With multiple schemes supporting the decarbonisation of university campuses, many are adopting heat pump technology to replace outdated gas or oil boilers.
These new technologies provide cleaner, more efficient heat and directly contribute to a university’s Net Zero goals.
One of the many benefits of heat pump technology is that today’s units are highly flexible and can deliver low-carbon heating and hot water up to 90oC, even in high-use areas such as campus leisure centres.
In most cases, we can confidently say that a heat pump can replace the gas boiler with no loss of performance or impact on occupant comfort.
However, when selecting HVAC equipment for a new-build or refurbishment project, it’s crucial to consider the buildings’ heating, hot water, cooling, and ventilation needs as a system.
Taking an overall view of the building services makes for better building performance and highlights potential opportunities for greater energy or carbon savings.
So rather than simply replacing a boiler with a heat pump, it may be possible to identify ways of using the technology that make full use of its benefits.
A system-thinking approach can help identify opportunities for applying renewable technology that may not seem obvious
Low to high temperature heat
One way to do this is to use heat pumps to transform low-temperature heat into high-temperature outputs. For example, an air source heat pump can produce low-temperature water (25oC to 55oC), which provides energy for a water source heat pump (WSHP) that delivers high-temperature hot water of 75oC and above.
This concept is applied in Mitsubishi Electric’s Integra range of 4-pipe heat recovery chillers.
In this system, chillers can provide cooling to the building, while the rejected heat is used as an energy source, for example, to the EW-HT water-to-water heat pump to produce hot water up to 78oC.
It can be an ideal way to remove heat from one building on campus and use it in another – effectively making heat produced on-site a source of ‘free’ energy.
Avoiding hot spots

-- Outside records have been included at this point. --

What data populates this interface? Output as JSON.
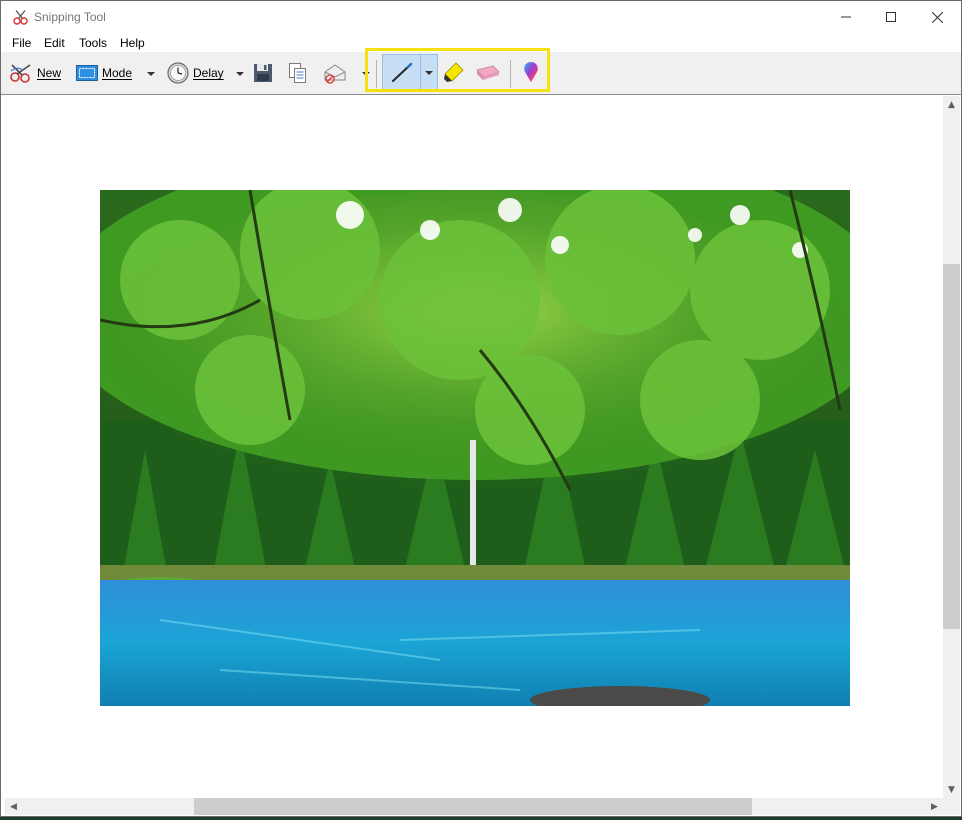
{
  "window": {
    "title": "Snipping Tool"
  },
  "menu": {
    "file": "File",
    "edit": "Edit",
    "tools": "Tools",
    "help": "Help"
  },
  "toolbar": {
    "new_label": "New",
    "mode_label": "Mode",
    "delay_label": "Delay"
  },
  "icons": {
    "new": "scissors-icon",
    "mode": "rectangle-snip-icon",
    "delay": "clock-icon",
    "save": "floppy-disk-icon",
    "copy": "copy-icon",
    "send": "envelope-icon",
    "pen": "pen-icon",
    "highlighter": "highlighter-icon",
    "eraser": "eraser-icon",
    "paint3d": "paint-3d-icon"
  },
  "colors": {
    "highlight_box": "#f5e10f",
    "pen_active": "#c7dff5",
    "toolbar_bg": "#f0f0f0"
  },
  "canvas": {
    "image_description_icon": "landscape-photo"
  }
}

Taking this approach further, heat pumps can also be the heat source for a low temperature heat network.
These are considered essential technology for decarbonising heating, and the government supports their adoption with grants.
Unlike old-fashioned heat networks that rely on fossil fuel gas boilers to provide the heat source, modern low-temperature systems (known as ambient heat networks) rely on heat pumps.
Rather than using an energy centre that pushes heat out, ambient heat networks (or heat loops, as they are also known) circulate low-temperature water around an ambient energy loop. Temperatures are between 10oC and 30oC.
Each building or apartment on the loop has a heat pump which produces domestic hot water and space heating.
The low-temperature approach also eliminates distribution heat losses and building overheating, often seen in traditional heat networks. And the ability to use heat recovery enhances energy efficiency and carbon savings further.
Energy efficient ventilation
And the principle of using heat as an energy source for the whole system can be applied in other ways. One example is mechanical ventilation with heat recovery (MVHR) which re-uses ‘waste’ heat extracted from buildings that would otherwise be wasted.
This is particularly useful in environments where ventilation is being used to support occupant health and comfort.
Universities have tended to increase ventilation rates in areas such as lecture theatres, but in pursuing better indoor environments, higher ventilation rates per person and square metre of floor area can mean greater energy use.
MVHR can recover up to 90% of heat from outgoing air, which can be used to pre-heat incoming air – reducing the need for heating and lowering energy costs.
Energy saving comfort
With many UK universities now targeting Net Zero for their campuses, the performance of HVAC systems should be under intense scrutiny.
However, a system-thinking approach can help identify opportunities for applying technology, such as heat pumps, in ways that may not seem immediately obvious.
As a manufacturer and supplier of energy efficient HVAC and renewable systems, we have worked with many university engineering teams to help them design and deliver the best systems for their campuses.
These are designed specifically to save energy and carbon and ensure comfortable and productive environments for all occupants, whatever the building type.
Mike Egan, Business Development Manager